What this task involves:
For the word "hydrant", search the records and show each line in which it occurs.

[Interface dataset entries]

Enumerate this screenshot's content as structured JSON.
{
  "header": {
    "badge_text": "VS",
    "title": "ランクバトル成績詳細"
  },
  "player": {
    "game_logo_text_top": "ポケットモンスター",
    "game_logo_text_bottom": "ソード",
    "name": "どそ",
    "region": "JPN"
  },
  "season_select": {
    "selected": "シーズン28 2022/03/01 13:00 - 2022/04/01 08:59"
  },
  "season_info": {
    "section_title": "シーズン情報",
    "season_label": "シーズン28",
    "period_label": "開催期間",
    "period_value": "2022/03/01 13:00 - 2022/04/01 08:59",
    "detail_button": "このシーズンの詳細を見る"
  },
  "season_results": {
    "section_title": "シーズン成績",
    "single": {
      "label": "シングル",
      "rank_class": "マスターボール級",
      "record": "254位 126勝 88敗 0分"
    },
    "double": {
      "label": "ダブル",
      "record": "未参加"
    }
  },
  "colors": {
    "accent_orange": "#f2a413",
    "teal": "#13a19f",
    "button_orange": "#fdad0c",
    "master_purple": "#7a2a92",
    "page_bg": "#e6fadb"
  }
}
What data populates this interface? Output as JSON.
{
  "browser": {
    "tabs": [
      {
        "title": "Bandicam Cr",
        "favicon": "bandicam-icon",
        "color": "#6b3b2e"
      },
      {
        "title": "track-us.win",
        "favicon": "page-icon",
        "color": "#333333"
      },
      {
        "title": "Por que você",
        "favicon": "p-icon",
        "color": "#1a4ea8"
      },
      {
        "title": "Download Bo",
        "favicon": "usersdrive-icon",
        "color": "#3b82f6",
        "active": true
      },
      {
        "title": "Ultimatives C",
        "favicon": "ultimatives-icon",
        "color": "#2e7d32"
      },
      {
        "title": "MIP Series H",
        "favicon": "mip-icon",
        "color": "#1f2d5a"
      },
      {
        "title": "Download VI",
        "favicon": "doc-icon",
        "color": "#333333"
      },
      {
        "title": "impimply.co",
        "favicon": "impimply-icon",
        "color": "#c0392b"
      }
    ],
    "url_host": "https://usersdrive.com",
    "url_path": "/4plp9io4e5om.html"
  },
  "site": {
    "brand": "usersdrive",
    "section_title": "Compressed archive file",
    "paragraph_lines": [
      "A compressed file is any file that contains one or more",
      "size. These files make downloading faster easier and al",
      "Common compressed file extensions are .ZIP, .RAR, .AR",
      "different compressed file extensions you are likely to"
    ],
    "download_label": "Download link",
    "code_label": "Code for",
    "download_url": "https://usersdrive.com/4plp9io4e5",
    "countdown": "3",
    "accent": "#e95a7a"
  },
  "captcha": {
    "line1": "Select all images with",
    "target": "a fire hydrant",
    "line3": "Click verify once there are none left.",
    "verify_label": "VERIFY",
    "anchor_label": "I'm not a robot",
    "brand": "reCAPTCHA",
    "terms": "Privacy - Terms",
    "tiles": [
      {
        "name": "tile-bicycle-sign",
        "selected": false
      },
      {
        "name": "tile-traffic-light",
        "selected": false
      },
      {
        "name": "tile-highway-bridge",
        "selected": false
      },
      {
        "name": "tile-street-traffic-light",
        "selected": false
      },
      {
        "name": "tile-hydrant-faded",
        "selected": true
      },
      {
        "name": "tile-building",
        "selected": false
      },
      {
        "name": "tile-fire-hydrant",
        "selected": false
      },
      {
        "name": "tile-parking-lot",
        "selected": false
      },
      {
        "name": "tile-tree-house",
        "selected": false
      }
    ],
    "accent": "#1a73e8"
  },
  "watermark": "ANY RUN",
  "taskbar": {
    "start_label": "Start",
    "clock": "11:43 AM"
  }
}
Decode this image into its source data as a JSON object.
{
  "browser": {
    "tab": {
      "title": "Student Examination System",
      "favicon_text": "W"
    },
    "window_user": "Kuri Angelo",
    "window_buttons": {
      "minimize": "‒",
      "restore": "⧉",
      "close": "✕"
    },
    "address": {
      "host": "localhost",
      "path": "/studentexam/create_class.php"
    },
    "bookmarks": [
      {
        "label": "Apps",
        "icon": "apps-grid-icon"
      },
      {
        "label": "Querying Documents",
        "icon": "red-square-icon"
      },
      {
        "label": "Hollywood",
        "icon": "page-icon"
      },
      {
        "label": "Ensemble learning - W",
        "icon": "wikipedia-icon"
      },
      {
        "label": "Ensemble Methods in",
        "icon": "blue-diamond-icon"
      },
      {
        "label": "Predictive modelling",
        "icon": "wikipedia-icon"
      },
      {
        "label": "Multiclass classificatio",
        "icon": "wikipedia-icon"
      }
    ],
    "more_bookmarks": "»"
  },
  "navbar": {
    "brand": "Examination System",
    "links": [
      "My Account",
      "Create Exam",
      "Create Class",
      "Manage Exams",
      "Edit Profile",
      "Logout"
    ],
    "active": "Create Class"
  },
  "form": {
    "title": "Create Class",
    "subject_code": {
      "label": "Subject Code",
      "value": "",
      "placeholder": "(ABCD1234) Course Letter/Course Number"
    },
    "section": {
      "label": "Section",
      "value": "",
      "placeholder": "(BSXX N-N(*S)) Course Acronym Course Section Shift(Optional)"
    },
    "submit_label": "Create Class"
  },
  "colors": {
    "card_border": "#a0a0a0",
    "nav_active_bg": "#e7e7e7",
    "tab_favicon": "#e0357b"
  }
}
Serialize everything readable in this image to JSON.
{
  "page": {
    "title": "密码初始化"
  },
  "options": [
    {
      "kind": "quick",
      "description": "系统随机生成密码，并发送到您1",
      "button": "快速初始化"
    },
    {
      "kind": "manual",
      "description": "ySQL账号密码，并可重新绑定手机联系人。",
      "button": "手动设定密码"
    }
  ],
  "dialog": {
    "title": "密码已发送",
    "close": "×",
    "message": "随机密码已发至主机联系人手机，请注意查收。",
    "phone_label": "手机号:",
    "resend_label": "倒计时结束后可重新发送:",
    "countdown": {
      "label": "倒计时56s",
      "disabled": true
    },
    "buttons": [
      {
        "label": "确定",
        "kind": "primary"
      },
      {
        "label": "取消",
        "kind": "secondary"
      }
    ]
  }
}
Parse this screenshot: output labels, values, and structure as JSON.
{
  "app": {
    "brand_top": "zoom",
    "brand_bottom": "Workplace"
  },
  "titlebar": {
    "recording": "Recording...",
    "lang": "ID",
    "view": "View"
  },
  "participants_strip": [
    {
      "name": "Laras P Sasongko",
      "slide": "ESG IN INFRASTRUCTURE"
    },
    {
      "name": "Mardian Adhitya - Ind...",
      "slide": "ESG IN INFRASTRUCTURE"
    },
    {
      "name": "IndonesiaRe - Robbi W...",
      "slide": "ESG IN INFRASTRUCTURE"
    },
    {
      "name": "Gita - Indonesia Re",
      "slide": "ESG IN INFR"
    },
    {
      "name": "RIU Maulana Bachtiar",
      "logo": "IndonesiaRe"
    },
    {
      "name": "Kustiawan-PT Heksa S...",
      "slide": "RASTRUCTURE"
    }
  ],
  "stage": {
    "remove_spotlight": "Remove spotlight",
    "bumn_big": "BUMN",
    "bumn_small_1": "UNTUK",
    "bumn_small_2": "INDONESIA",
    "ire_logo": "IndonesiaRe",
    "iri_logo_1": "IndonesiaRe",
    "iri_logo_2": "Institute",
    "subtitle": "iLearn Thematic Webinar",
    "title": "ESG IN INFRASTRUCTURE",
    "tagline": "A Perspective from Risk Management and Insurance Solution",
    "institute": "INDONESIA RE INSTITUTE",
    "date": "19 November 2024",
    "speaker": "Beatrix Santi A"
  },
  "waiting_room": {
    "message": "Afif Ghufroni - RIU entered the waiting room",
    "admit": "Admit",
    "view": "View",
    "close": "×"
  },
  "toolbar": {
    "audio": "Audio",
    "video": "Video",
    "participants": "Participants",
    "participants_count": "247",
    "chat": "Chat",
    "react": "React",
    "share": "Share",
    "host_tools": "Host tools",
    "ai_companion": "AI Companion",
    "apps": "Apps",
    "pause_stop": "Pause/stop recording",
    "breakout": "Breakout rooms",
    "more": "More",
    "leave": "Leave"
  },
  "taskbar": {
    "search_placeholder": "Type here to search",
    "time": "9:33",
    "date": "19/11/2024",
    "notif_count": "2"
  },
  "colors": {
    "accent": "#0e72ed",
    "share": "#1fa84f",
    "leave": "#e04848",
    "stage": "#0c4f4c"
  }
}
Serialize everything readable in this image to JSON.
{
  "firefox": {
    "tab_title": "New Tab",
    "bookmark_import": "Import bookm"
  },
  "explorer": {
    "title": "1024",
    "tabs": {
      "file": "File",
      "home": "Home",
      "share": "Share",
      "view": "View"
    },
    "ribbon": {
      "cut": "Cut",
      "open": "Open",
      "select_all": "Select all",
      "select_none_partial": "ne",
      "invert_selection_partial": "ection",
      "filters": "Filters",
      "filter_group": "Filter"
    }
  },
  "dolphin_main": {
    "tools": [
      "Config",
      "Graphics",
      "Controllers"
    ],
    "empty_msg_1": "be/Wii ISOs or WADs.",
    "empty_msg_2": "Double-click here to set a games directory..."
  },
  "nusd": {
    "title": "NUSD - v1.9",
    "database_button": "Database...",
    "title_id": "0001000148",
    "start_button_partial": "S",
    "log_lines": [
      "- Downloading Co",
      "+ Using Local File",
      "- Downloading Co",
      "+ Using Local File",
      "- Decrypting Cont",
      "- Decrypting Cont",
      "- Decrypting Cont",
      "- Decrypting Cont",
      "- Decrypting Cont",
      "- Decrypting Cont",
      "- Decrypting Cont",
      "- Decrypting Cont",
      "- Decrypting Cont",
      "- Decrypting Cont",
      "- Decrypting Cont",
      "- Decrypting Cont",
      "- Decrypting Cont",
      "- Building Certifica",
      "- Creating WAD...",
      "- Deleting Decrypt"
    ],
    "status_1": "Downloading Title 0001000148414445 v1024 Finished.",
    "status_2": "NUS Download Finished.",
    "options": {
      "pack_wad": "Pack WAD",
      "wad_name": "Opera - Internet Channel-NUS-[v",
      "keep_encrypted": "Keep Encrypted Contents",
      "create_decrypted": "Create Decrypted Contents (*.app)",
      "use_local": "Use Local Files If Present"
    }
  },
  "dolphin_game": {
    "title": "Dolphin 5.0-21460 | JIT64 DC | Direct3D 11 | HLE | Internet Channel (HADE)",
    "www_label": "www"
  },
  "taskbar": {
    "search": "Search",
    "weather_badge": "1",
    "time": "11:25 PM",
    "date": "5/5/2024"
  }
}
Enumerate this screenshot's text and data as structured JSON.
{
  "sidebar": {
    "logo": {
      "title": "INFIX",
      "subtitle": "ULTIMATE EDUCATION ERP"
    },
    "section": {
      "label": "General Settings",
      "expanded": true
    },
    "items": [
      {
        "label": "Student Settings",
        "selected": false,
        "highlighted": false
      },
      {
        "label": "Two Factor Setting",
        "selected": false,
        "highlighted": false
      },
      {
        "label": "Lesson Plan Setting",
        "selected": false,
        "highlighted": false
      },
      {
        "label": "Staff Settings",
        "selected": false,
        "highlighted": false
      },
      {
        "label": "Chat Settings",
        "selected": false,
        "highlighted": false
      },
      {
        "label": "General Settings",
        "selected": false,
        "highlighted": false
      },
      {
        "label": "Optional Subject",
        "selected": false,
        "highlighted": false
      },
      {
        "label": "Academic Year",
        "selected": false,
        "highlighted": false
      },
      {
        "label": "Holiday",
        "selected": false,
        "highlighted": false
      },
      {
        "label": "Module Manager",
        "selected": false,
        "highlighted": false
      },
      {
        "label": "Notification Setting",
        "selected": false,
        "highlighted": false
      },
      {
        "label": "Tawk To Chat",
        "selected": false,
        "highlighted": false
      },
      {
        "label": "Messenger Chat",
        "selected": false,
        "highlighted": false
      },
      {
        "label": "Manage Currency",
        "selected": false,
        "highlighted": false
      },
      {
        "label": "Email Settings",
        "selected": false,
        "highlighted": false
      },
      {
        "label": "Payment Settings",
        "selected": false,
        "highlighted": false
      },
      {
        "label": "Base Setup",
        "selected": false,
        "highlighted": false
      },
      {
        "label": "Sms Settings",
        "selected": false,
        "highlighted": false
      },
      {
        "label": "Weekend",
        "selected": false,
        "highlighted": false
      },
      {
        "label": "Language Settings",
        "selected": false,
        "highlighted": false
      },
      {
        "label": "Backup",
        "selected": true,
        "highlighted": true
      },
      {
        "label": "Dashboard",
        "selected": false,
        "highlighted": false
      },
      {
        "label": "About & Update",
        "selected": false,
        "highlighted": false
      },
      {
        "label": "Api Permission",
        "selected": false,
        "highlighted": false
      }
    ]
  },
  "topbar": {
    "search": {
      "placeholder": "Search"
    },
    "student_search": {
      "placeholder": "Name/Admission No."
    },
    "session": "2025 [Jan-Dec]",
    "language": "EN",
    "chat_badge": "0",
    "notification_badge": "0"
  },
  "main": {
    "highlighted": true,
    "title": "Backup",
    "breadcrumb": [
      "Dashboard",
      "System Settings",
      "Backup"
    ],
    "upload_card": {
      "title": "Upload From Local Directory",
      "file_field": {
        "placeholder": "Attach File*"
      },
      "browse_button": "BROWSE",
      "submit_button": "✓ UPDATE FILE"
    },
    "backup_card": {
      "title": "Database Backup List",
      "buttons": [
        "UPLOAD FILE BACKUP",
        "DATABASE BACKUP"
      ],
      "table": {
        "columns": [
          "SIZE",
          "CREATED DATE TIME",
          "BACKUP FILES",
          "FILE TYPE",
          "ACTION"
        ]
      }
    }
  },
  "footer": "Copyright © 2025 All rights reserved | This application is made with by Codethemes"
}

Answer to this exercise:
    "target": "a fire hydrant",
        "name": "tile-hydrant-faded",
        "name": "tile-fire-hydrant",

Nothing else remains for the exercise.